The build for this project ended up being fairly straight forward. I built the base that would support a shelf and then union two of the 4×4 Formica tops. I knew I was going to use pocket hole joinery for the majority of the project since it was what I had and didn’t need to look exceptionally nice. For the legs, I did end up using a dado that ran down the entire length of the 2×4 leg. I then seated another 2×4 into that dado making a kind of T shape. This gave the whole table way more rigidity and made me more confident in its ability to hold up to some abuse.
I do enjoy using reclaimed materials and keeping the budget low, but when it comes to shelves MDF is not the right material. About a week after I cut them and placed them on the table you could tell they had started to sag a bit. I am not that worried about it since I can just replace them with some cheap 3/4 ply when needed but, still should have considered it during the planning process of the build.
In addition to choosing the wrong material for the shelves, I also wish I would have built the base in a format that would have been easy to adapt drawers. These shelves are just horizontal surfaces that as in any shop, seem to always get filled with random items and sawdust.
These tables are going to be a living project and I am sure you will see the upgrades on here as they come. Here is a list of just some of the upgrades I have thought of in the time since I have built the tables.
- Bench vise with dog holes running down the length of the table.
- Paper roll holder/cutter for large glue-ups and paint jobs.
- integrated power or dust collection for sanding and finishing.
- Drawers instead of shelves to keep dust off of projects and tools

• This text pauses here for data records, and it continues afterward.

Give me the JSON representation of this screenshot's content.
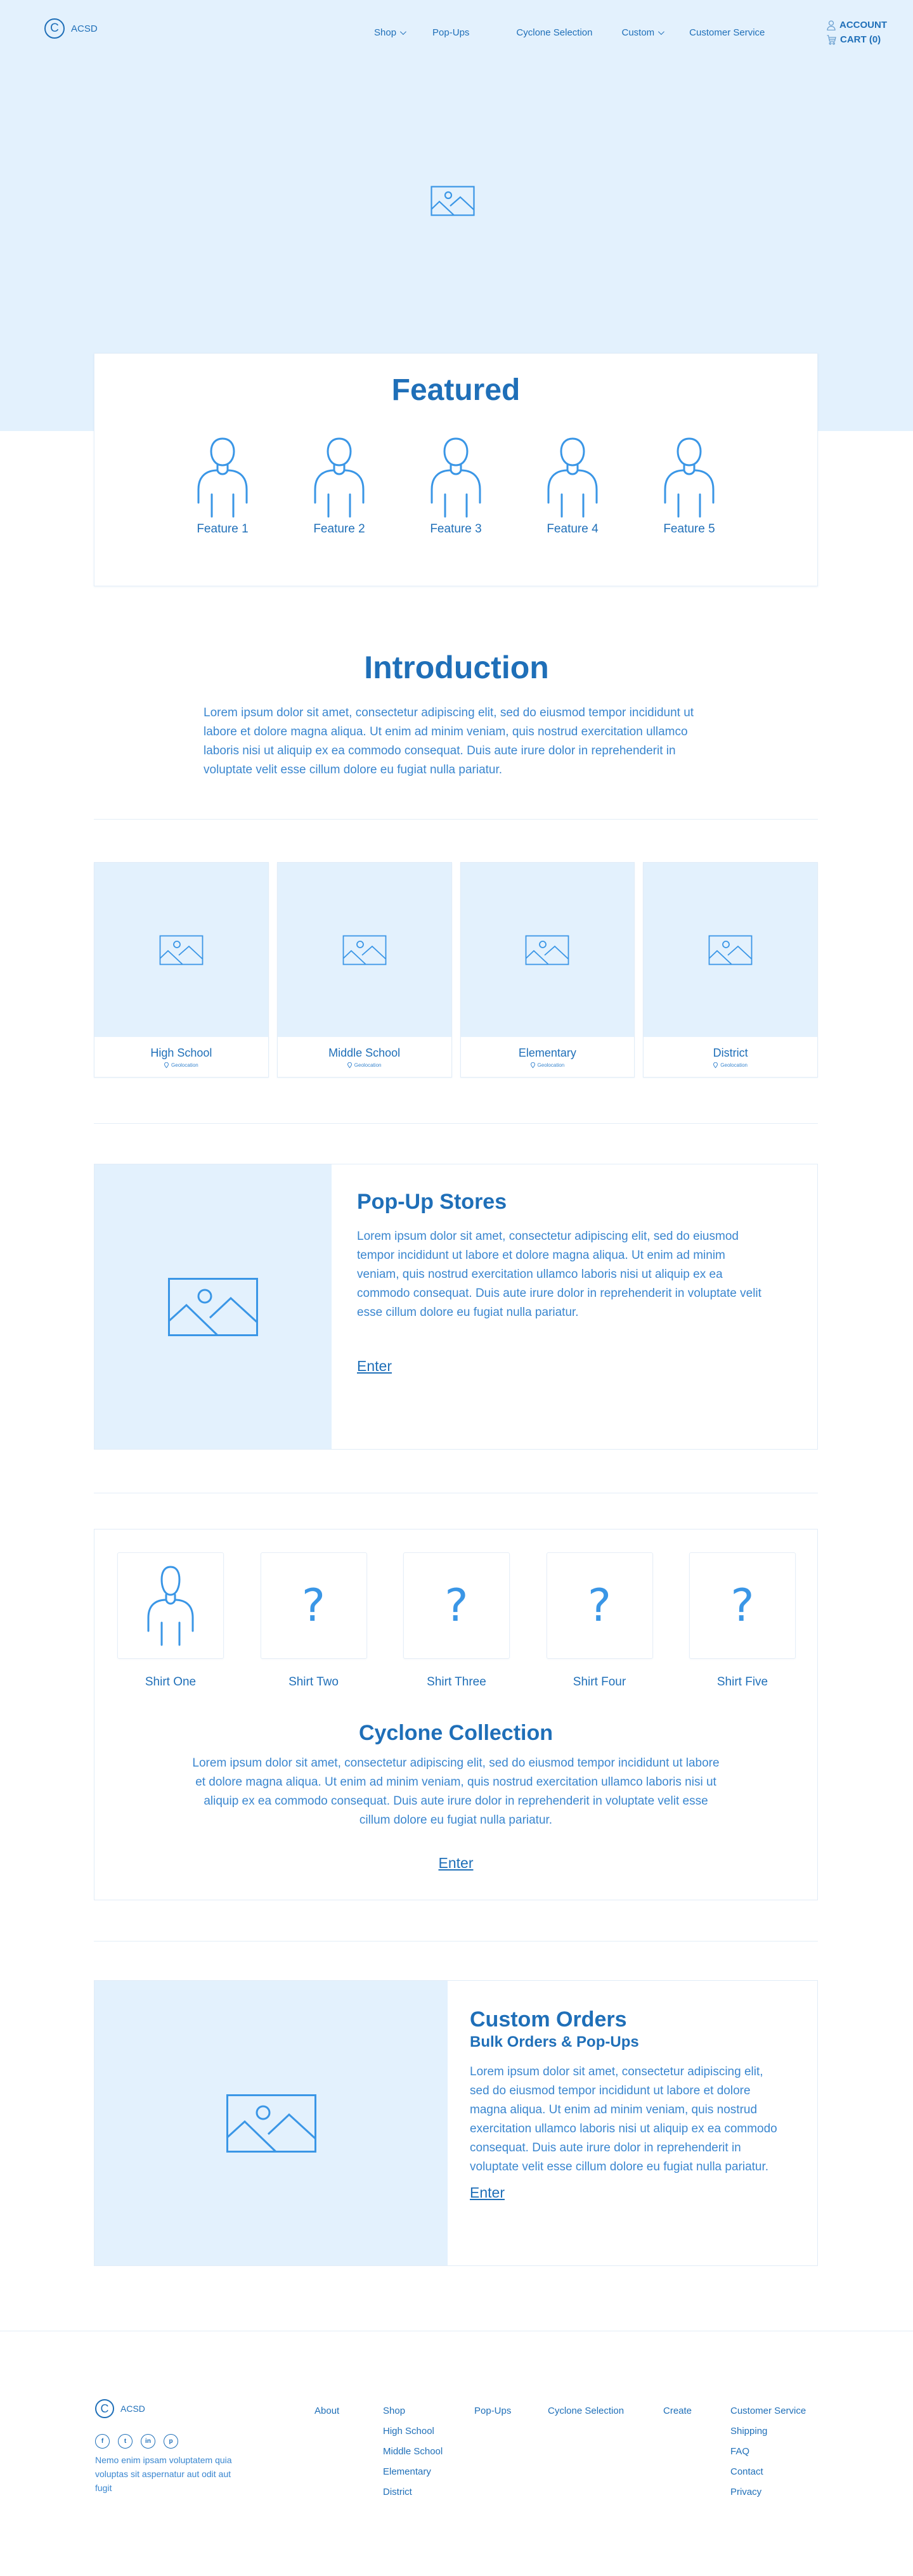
{
  "brand": {
    "logo_glyph": "C",
    "name": "ACSD"
  },
  "nav": {
    "items": [
      {
        "label": "Shop",
        "dropdown": true
      },
      {
        "label": "Pop-Ups",
        "dropdown": false
      },
      {
        "label": "Cyclone Selection",
        "dropdown": false
      },
      {
        "label": "Custom",
        "dropdown": true
      },
      {
        "label": "Customer Service",
        "dropdown": false
      }
    ],
    "account_label": "ACCOUNT",
    "cart_label": "CART (0)"
  },
  "hero": {
    "image_icon": "image-placeholder-icon"
  },
  "featured": {
    "title": "Featured",
    "items": [
      {
        "label": "Feature 1",
        "icon": "person-icon"
      },
      {
        "label": "Feature 2",
        "icon": "person-icon"
      },
      {
        "label": "Feature 3",
        "icon": "person-icon"
      },
      {
        "label": "Feature 4",
        "icon": "person-icon"
      },
      {
        "label": "Feature 5",
        "icon": "person-icon"
      }
    ]
  },
  "intro": {
    "title": "Introduction",
    "text": "Lorem ipsum dolor sit amet, consectetur adipiscing elit, sed do eiusmod tempor incididunt ut labore et dolore magna aliqua. Ut enim ad minim veniam, quis nostrud exercitation ullamco laboris nisi ut aliquip ex ea commodo consequat. Duis aute irure dolor in reprehenderit in voluptate velit esse cillum dolore eu fugiat nulla pariatur."
  },
  "schools": [
    {
      "name": "High School",
      "location": "Geolocation"
    },
    {
      "name": "Middle School",
      "location": "Geolocation"
    },
    {
      "name": "Elementary",
      "location": "Geolocation"
    },
    {
      "name": "District",
      "location": "Geolocation"
    }
  ],
  "popup": {
    "title": "Pop-Up Stores",
    "text": "Lorem ipsum dolor sit amet, consectetur adipiscing elit, sed do eiusmod tempor incididunt ut labore et dolore magna aliqua. Ut enim ad minim veniam, quis nostrud exercitation ullamco laboris nisi ut aliquip ex ea commodo consequat. Duis aute irure dolor in reprehenderit in voluptate velit esse cillum dolore eu fugiat nulla pariatur.",
    "link": "Enter"
  },
  "cyclone": {
    "shirts": [
      {
        "label": "Shirt One",
        "type": "person"
      },
      {
        "label": "Shirt Two",
        "type": "unknown",
        "glyph": "?"
      },
      {
        "label": "Shirt Three",
        "type": "unknown",
        "glyph": "?"
      },
      {
        "label": "Shirt Four",
        "type": "unknown",
        "glyph": "?"
      },
      {
        "label": "Shirt Five",
        "type": "unknown",
        "glyph": "?"
      }
    ],
    "title": "Cyclone Collection",
    "text": "Lorem ipsum dolor sit amet, consectetur adipiscing elit, sed do eiusmod tempor incididunt ut labore et dolore magna aliqua. Ut enim ad minim veniam, quis nostrud exercitation ullamco laboris nisi ut aliquip ex ea commodo consequat. Duis aute irure dolor in reprehenderit in voluptate velit esse cillum dolore eu fugiat nulla pariatur.",
    "link": "Enter"
  },
  "custom": {
    "title": "Custom Orders",
    "subtitle": "Bulk Orders & Pop-Ups",
    "text": "Lorem ipsum dolor sit amet, consectetur adipiscing elit, sed do eiusmod tempor incididunt ut labore et dolore magna aliqua. Ut enim ad minim veniam, quis nostrud exercitation ullamco laboris nisi ut aliquip ex ea commodo consequat. Duis aute irure dolor in reprehenderit in voluptate velit esse cillum dolore eu fugiat nulla pariatur.",
    "link": "Enter"
  },
  "footer": {
    "brand": "ACSD",
    "logo_glyph": "C",
    "socials": [
      {
        "name": "facebook",
        "glyph": "f"
      },
      {
        "name": "twitter",
        "glyph": "t"
      },
      {
        "name": "linkedin",
        "glyph": "in"
      },
      {
        "name": "pinterest",
        "glyph": "p"
      }
    ],
    "text": "Nemo enim ipsam voluptatem quia voluptas sit aspernatur aut odit aut fugit",
    "columns": [
      {
        "heading": "About",
        "links": []
      },
      {
        "heading": "Shop",
        "links": [
          "High School",
          "Middle School",
          "Elementary",
          "District"
        ]
      },
      {
        "heading": "Pop-Ups",
        "links": []
      },
      {
        "heading": "Cyclone Selection",
        "links": []
      },
      {
        "heading": "Create",
        "links": []
      },
      {
        "heading": "Customer Service",
        "links": [
          "Shipping",
          "FAQ",
          "Contact",
          "Privacy"
        ]
      }
    ]
  },
  "colors": {
    "primary": "#1f6fb8",
    "text": "#3a86cf",
    "icon": "#3a96e6",
    "tint": "#e3f1fd",
    "border": "#e1ecf7"
  }
}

This was my first assembly table build and I learned a lot from it. My biggest take away is that all projects run smoother and end up with less rework and waste if you spend a little more time in the planning process. Additionally, I learned the pocket holes will do just about anything. I will be upgrading this table soon but I think this is a good frame to start working from.